*** Opening INFORMATION SHOWN ***
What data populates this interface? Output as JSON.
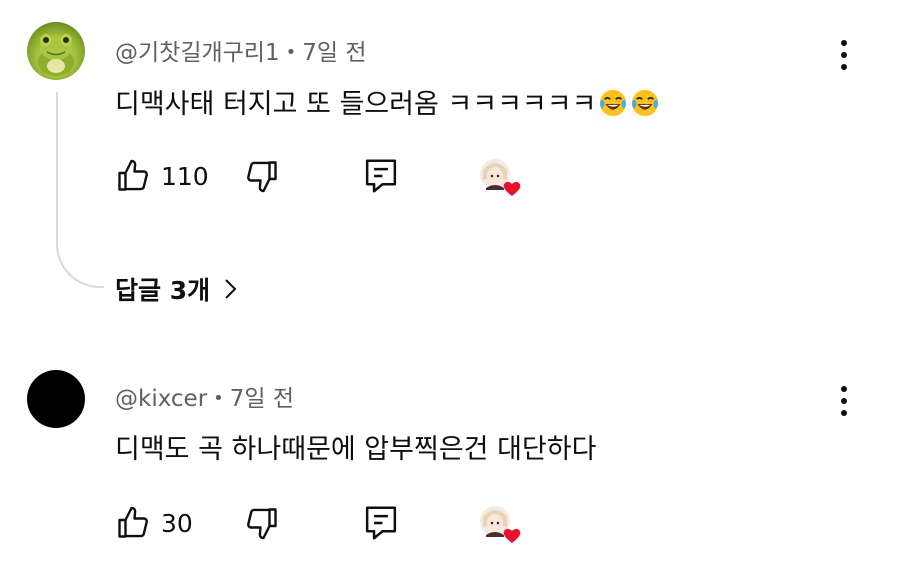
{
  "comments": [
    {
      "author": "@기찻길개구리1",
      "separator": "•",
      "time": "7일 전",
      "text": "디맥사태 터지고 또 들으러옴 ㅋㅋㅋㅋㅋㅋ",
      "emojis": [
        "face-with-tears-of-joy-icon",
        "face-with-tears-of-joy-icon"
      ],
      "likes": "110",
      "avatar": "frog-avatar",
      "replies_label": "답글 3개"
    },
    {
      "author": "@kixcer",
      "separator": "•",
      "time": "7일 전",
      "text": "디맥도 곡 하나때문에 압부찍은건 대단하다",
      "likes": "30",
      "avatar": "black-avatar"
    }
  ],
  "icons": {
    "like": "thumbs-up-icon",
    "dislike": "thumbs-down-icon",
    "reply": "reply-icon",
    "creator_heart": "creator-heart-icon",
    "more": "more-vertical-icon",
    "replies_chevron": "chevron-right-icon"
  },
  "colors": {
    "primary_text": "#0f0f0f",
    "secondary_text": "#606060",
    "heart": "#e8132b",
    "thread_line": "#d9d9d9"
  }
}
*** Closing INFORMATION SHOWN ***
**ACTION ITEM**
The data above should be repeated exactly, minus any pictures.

**ANSWER BOX**
What data populates this interface? Output as JSON.
{
  "comments": [
    {
      "author": "@기찻길개구리1",
      "separator": "•",
      "time": "7일 전",
      "text": "디맥사태 터지고 또 들으러옴 ㅋㅋㅋㅋㅋㅋ",
      "emojis": [
        "face-with-tears-of-joy-icon",
        "face-with-tears-of-joy-icon"
      ],
      "likes": "110",
      "avatar": "frog-avatar",
      "replies_label": "답글 3개"
    },
    {
      "author": "@kixcer",
      "separator": "•",
      "time": "7일 전",
      "text": "디맥도 곡 하나때문에 압부찍은건 대단하다",
      "likes": "30",
      "avatar": "black-avatar"
    }
  ],
  "icons": {
    "like": "thumbs-up-icon",
    "dislike": "thumbs-down-icon",
    "reply": "reply-icon",
    "creator_heart": "creator-heart-icon",
    "more": "more-vertical-icon",
    "replies_chevron": "chevron-right-icon"
  },
  "colors": {
    "primary_text": "#0f0f0f",
    "secondary_text": "#606060",
    "heart": "#e8132b",
    "thread_line": "#d9d9d9"
  }
}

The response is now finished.